Please restate the entries below word for word, leaving out any pictures.

------ Material for this task

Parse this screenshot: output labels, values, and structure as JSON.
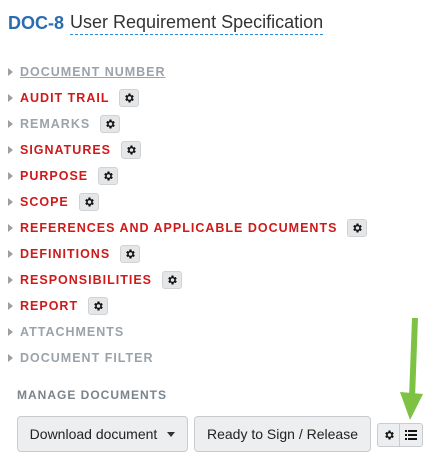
{
  "header": {
    "doc_id": "DOC-8",
    "doc_title": "User Requirement Specification"
  },
  "sections": [
    {
      "label": "DOCUMENT NUMBER",
      "style": "grey-underlined",
      "has_gear": false
    },
    {
      "label": "AUDIT TRAIL",
      "style": "red",
      "has_gear": true
    },
    {
      "label": "REMARKS",
      "style": "grey",
      "has_gear": true
    },
    {
      "label": "SIGNATURES",
      "style": "red",
      "has_gear": true
    },
    {
      "label": "PURPOSE",
      "style": "red",
      "has_gear": true
    },
    {
      "label": "SCOPE",
      "style": "red",
      "has_gear": true
    },
    {
      "label": "REFERENCES AND APPLICABLE DOCUMENTS",
      "style": "red",
      "has_gear": true
    },
    {
      "label": "DEFINITIONS",
      "style": "red",
      "has_gear": true
    },
    {
      "label": "RESPONSIBILITIES",
      "style": "red",
      "has_gear": true
    },
    {
      "label": "REPORT",
      "style": "red",
      "has_gear": true
    },
    {
      "label": "ATTACHMENTS",
      "style": "grey",
      "has_gear": false
    },
    {
      "label": "DOCUMENT FILTER",
      "style": "grey",
      "has_gear": false
    }
  ],
  "manage": {
    "title": "MANAGE DOCUMENTS",
    "download_label": "Download document",
    "sign_release_label": "Ready to Sign / Release",
    "settings_icon": "gear-icon",
    "list_icon": "list-icon"
  },
  "colors": {
    "doc_id": "#2b6cb0",
    "red_section": "#d01919",
    "grey_section": "#9ba3aa",
    "arrow": "#7dc242"
  }
}
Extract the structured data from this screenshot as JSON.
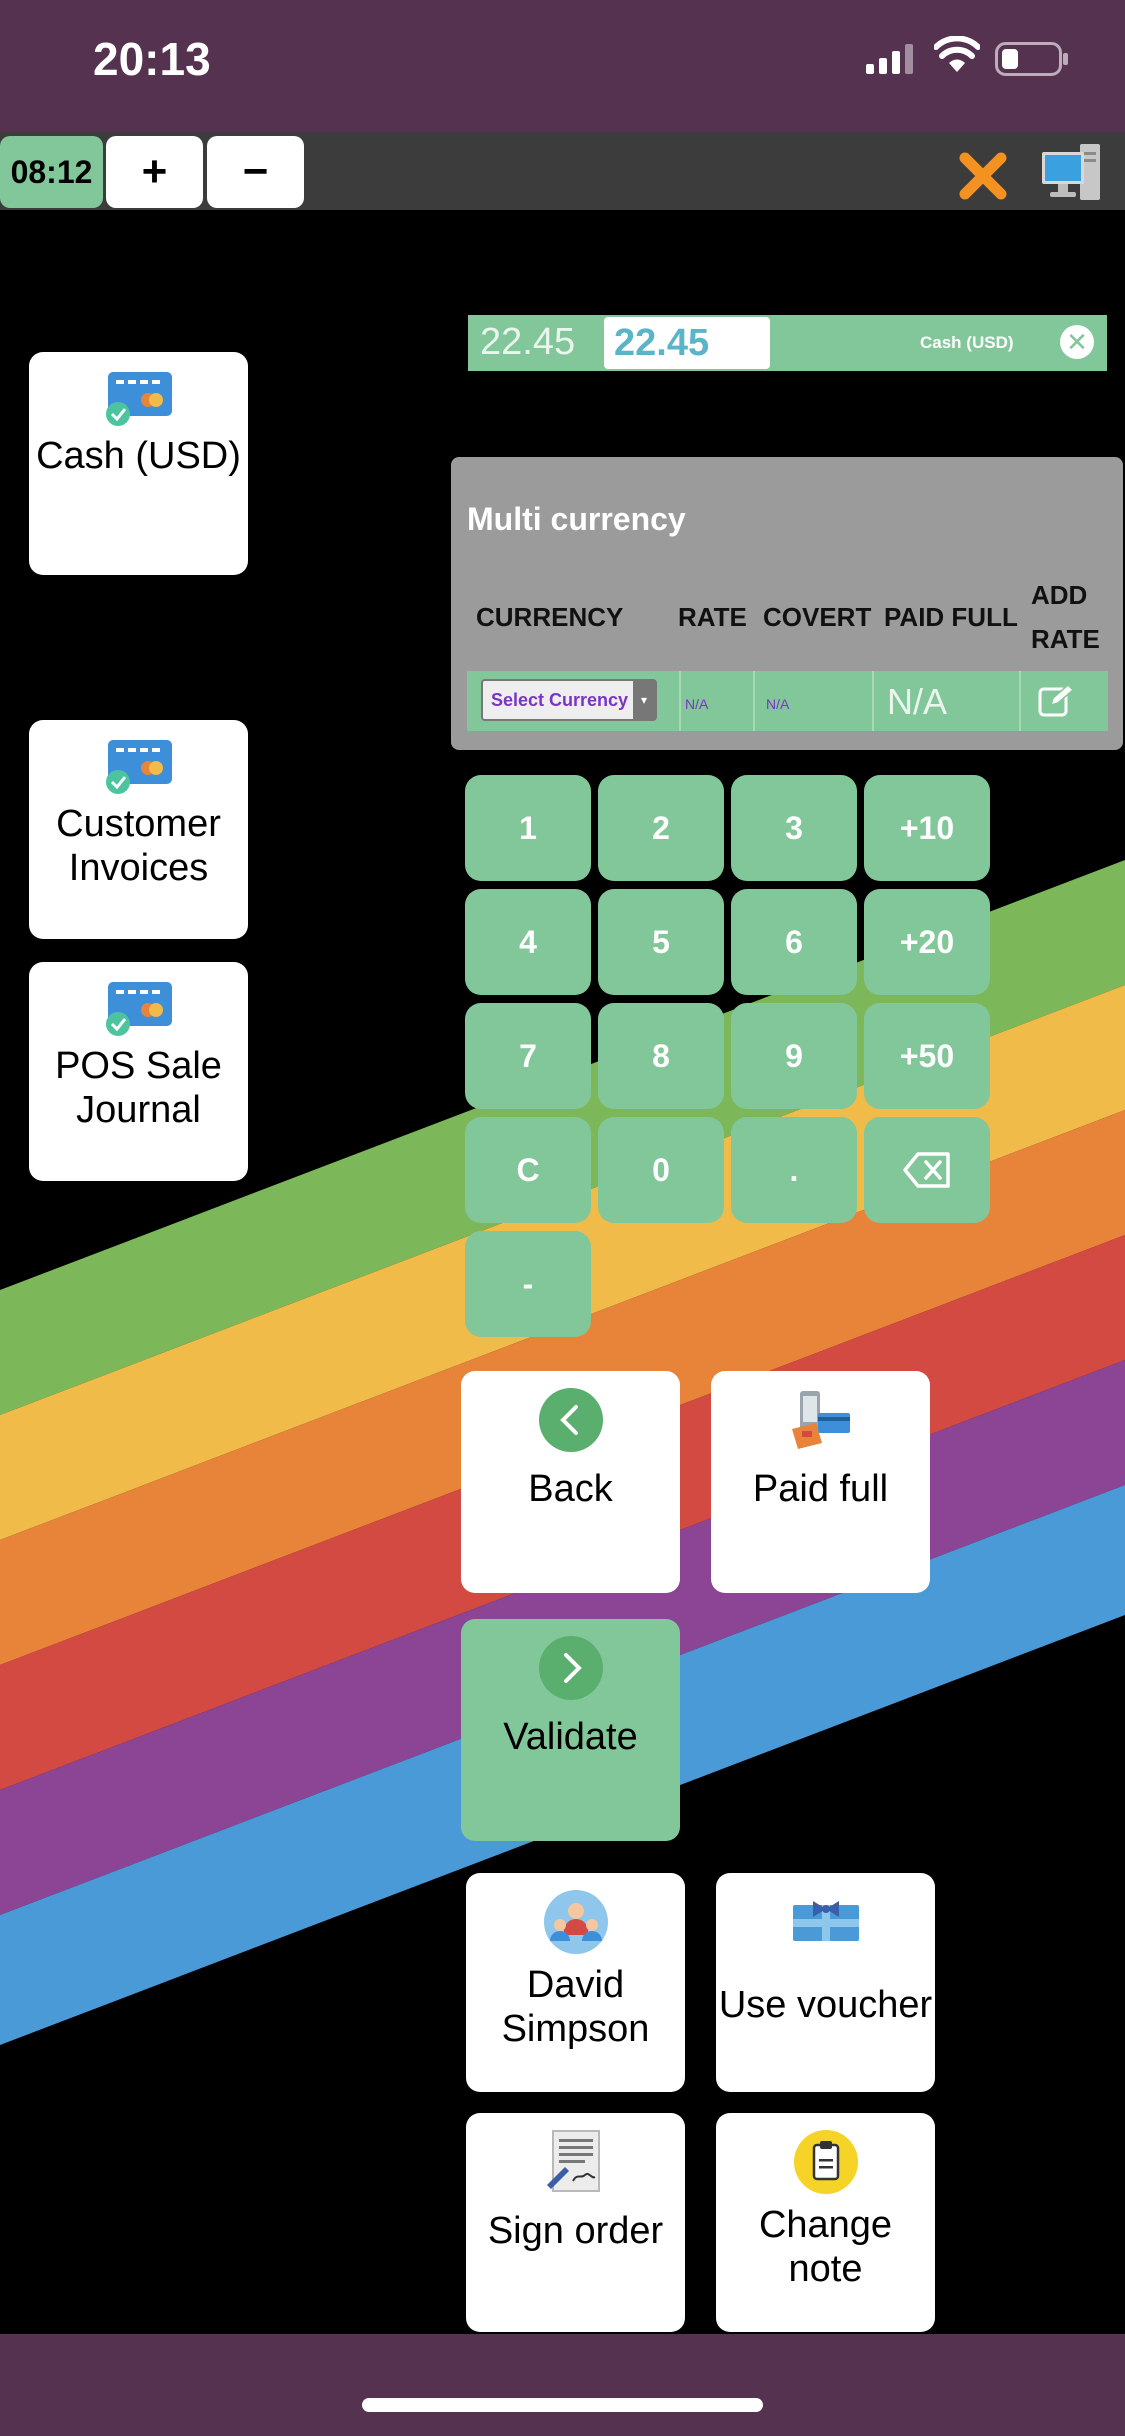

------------

- _Answer to the problem_
Parse this screenshot: output labels, values, and structure as JSON.
{
  "header": {
    "doc_id": "DOC-8",
    "doc_title": "User Requirement Specification"
  },
  "sections": [
    {
      "label": "DOCUMENT NUMBER",
      "style": "grey-underlined",
      "has_gear": false
    },
    {
      "label": "AUDIT TRAIL",
      "style": "red",
      "has_gear": true
    },
    {
      "label": "REMARKS",
      "style": "grey",
      "has_gear": true
    },
    {
      "label": "SIGNATURES",
      "style": "red",
      "has_gear": true
    },
    {
      "label": "PURPOSE",
      "style": "red",
      "has_gear": true
    },
    {
      "label": "SCOPE",
      "style": "red",
      "has_gear": true
    },
    {
      "label": "REFERENCES AND APPLICABLE DOCUMENTS",
      "style": "red",
      "has_gear": true
    },
    {
      "label": "DEFINITIONS",
      "style": "red",
      "has_gear": true
    },
    {
      "label": "RESPONSIBILITIES",
      "style": "red",
      "has_gear": true
    },
    {
      "label": "REPORT",
      "style": "red",
      "has_gear": true
    },
    {
      "label": "ATTACHMENTS",
      "style": "grey",
      "has_gear": false
    },
    {
      "label": "DOCUMENT FILTER",
      "style": "grey",
      "has_gear": false
    }
  ],
  "manage": {
    "title": "MANAGE DOCUMENTS",
    "download_label": "Download document",
    "sign_release_label": "Ready to Sign / Release",
    "settings_icon": "gear-icon",
    "list_icon": "list-icon"
  },
  "colors": {
    "doc_id": "#2b6cb0",
    "red_section": "#d01919",
    "grey_section": "#9ba3aa",
    "arrow": "#7dc242"
  }
}
Extract the structured data from this screenshot as JSON.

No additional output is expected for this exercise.